WHAT YOU HAVE TO DO: For every line in the data below that contains "Acevedo", copy the line.

---

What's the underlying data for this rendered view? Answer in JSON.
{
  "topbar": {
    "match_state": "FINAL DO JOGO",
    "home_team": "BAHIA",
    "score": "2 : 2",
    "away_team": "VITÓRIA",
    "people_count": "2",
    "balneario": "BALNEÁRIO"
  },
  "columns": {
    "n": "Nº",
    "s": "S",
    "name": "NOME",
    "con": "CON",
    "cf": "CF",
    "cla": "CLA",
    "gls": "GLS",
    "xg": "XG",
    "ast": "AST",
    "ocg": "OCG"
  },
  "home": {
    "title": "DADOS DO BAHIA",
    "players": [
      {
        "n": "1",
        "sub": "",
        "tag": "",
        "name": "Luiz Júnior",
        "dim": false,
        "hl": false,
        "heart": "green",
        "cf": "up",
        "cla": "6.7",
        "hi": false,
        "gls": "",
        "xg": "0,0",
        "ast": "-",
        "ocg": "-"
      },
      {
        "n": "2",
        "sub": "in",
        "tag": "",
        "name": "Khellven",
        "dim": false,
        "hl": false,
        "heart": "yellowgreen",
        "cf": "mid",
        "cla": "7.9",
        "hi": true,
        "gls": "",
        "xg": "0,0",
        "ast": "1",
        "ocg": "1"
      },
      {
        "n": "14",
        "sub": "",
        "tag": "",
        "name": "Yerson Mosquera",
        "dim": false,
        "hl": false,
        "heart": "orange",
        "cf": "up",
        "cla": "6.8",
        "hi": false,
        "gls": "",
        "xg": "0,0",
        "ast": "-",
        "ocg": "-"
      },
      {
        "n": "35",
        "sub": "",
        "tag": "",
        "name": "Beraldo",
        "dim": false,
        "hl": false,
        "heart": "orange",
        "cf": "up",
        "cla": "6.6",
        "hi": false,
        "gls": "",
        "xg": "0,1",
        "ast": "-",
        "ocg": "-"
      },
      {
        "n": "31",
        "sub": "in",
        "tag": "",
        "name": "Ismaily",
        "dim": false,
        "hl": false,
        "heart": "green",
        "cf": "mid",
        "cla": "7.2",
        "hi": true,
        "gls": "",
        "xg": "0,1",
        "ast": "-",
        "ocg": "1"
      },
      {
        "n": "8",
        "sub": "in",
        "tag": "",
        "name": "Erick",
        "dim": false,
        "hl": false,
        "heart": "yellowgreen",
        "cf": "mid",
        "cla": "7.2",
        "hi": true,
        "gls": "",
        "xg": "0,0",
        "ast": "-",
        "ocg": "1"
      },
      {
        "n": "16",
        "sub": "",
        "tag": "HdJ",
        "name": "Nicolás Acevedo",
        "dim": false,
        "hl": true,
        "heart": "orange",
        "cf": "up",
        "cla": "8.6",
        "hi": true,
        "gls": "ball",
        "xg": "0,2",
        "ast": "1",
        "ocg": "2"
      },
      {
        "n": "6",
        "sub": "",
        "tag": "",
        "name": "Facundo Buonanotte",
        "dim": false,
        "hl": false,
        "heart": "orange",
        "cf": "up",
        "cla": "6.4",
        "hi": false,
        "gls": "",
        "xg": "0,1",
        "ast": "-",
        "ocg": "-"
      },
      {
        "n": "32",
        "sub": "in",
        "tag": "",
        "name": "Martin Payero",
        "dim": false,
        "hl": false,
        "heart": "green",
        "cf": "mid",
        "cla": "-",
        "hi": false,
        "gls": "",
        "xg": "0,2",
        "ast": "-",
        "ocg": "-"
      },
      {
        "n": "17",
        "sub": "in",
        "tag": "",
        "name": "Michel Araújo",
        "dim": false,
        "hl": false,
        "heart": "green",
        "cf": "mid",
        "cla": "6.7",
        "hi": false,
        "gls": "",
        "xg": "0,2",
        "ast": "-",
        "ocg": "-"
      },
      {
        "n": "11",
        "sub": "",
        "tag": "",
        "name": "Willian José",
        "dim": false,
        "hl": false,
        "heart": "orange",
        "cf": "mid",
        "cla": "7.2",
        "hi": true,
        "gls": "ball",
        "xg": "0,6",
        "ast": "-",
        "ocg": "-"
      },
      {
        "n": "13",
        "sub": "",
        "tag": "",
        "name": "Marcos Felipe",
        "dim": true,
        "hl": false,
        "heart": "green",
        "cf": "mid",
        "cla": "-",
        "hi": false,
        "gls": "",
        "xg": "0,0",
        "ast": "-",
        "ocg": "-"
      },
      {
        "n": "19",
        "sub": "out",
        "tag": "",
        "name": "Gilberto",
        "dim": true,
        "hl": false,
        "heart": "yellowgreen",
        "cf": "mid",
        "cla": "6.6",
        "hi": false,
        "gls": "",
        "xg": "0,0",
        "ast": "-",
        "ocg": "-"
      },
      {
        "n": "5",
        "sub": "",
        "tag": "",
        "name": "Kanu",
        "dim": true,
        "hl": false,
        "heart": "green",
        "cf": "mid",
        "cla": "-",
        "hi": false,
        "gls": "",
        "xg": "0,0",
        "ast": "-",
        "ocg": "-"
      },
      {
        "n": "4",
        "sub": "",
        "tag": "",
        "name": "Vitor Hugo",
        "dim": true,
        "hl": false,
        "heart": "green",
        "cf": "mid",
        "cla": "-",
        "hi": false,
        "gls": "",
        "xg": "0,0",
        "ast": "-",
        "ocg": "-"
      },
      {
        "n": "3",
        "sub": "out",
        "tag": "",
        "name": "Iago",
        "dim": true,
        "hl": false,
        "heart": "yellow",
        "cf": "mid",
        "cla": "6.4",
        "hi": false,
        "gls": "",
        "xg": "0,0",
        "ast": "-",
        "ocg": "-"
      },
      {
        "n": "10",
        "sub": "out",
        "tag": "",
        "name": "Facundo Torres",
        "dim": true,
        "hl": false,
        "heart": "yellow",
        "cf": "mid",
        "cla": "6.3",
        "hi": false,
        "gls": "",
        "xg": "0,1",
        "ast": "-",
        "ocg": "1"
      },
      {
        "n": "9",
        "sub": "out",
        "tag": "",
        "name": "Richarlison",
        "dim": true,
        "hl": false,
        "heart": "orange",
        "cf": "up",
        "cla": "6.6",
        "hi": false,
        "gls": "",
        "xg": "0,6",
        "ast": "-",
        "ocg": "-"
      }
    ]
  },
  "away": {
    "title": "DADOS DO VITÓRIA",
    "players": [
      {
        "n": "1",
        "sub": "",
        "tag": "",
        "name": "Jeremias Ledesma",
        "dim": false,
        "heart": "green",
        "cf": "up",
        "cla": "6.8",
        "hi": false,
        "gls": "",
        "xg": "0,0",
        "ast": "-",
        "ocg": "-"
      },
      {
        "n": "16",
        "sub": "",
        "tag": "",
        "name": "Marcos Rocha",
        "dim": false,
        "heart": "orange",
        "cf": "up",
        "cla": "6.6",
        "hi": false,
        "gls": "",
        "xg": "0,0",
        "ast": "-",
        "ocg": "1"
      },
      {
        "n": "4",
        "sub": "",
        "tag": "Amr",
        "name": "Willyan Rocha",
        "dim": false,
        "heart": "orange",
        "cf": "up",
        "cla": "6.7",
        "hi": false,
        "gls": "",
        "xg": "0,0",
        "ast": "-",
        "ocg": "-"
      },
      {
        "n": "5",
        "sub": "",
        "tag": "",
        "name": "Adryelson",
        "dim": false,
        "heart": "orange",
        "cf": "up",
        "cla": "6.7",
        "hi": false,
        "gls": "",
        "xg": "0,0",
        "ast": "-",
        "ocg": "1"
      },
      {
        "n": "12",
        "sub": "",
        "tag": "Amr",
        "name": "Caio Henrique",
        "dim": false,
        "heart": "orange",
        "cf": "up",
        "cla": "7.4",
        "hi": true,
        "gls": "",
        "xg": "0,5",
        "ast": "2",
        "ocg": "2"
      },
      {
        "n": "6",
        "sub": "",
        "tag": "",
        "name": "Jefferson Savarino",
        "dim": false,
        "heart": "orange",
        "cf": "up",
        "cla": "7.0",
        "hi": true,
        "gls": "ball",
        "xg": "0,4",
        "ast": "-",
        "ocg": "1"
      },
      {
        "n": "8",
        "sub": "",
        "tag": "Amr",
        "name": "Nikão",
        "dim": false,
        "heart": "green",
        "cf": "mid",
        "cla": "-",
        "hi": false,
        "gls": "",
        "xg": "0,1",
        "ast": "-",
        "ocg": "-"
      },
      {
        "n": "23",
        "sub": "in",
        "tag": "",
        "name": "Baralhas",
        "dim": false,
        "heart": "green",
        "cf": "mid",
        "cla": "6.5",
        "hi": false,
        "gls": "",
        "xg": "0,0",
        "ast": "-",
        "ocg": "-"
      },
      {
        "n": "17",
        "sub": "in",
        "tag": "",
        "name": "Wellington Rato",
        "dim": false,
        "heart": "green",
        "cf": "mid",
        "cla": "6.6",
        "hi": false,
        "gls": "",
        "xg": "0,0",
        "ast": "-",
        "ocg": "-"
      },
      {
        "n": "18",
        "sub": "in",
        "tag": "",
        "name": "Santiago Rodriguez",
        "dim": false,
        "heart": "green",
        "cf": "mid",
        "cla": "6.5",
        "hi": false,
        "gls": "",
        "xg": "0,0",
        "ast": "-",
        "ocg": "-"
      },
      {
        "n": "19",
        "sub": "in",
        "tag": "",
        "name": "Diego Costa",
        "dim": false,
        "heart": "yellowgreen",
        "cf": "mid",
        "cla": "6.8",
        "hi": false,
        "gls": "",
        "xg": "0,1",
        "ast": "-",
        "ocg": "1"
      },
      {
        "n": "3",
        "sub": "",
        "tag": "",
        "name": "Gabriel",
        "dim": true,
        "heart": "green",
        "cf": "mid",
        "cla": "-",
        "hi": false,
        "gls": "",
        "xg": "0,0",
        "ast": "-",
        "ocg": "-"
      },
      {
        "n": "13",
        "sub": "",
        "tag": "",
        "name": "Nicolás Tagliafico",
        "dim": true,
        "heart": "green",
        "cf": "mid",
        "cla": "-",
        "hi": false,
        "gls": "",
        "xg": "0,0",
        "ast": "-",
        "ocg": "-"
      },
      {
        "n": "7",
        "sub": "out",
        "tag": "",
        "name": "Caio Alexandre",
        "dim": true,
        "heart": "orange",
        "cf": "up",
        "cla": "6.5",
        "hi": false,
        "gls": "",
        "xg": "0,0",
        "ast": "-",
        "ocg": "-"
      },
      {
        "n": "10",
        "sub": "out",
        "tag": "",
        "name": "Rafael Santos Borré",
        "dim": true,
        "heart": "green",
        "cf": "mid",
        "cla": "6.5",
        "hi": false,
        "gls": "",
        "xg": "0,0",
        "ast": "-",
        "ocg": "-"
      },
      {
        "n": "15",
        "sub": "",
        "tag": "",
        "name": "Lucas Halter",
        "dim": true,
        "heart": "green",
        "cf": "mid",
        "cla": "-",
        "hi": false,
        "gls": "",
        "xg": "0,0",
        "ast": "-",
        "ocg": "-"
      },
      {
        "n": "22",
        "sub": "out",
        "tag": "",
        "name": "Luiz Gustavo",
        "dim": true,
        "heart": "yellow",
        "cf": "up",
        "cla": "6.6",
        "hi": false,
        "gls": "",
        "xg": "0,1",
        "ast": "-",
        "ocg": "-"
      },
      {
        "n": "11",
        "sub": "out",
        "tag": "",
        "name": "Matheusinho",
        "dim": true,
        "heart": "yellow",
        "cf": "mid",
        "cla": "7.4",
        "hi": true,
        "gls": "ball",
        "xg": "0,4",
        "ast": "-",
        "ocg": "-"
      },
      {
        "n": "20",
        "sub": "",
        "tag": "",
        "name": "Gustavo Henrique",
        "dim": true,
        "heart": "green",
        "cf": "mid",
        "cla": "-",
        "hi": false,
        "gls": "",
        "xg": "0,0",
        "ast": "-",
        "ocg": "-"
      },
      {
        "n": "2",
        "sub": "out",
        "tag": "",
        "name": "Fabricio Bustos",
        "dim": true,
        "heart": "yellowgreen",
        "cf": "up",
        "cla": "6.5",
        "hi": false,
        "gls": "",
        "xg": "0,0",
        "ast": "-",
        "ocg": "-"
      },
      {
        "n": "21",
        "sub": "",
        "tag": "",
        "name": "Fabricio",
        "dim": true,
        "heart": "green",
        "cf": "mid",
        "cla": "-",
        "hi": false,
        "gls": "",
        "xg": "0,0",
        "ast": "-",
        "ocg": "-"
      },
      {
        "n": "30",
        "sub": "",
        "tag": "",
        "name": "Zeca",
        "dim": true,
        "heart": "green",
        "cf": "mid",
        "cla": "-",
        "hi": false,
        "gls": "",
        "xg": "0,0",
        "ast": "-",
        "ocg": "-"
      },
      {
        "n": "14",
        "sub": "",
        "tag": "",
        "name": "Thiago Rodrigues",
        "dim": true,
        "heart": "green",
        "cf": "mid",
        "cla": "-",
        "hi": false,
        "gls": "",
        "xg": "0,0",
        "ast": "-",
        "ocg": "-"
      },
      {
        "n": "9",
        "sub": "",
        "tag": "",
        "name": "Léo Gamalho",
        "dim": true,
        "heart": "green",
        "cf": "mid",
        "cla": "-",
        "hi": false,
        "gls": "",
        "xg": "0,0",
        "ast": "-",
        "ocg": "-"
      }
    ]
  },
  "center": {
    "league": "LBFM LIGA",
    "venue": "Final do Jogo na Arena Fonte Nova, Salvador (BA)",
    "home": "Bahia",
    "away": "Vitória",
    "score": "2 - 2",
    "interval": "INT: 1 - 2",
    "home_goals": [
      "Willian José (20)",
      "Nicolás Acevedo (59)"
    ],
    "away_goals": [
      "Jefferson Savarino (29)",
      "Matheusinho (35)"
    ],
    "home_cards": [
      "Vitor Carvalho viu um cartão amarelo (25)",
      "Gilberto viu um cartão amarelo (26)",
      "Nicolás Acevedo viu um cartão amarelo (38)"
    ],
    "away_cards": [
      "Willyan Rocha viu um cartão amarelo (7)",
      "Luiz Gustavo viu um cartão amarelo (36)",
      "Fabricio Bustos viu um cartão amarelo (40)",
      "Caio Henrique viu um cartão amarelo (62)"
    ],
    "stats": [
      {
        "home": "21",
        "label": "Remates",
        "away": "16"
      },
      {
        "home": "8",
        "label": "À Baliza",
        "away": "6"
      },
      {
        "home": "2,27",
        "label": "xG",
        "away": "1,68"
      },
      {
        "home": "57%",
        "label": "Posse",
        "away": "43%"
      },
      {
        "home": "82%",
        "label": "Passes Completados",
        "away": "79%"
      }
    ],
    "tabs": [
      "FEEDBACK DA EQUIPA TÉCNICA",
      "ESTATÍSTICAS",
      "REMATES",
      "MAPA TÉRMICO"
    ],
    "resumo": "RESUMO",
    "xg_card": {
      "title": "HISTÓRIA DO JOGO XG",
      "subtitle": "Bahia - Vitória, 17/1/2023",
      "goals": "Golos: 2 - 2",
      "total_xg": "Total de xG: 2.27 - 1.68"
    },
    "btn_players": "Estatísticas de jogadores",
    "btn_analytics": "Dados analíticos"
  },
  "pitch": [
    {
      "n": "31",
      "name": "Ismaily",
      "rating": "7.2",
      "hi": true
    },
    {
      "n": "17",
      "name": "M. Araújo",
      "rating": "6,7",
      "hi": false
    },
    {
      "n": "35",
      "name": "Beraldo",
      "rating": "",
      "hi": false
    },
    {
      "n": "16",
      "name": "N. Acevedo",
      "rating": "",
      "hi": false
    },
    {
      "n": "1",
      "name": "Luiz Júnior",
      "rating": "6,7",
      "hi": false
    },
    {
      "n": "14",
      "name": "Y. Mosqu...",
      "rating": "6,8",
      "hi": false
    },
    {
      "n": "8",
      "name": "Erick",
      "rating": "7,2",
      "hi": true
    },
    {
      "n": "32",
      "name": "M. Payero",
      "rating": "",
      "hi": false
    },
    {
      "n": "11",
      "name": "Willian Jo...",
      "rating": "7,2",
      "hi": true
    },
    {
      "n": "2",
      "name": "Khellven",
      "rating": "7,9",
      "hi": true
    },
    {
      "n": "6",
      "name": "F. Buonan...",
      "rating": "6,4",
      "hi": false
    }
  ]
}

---

OUTPUT FOR THIS TASK:
        "name": "Nicolás Acevedo",
      "Nicolás Acevedo (59)"
      "Nicolás Acevedo viu um cartão amarelo (38)"
      "name": "N. Acevedo",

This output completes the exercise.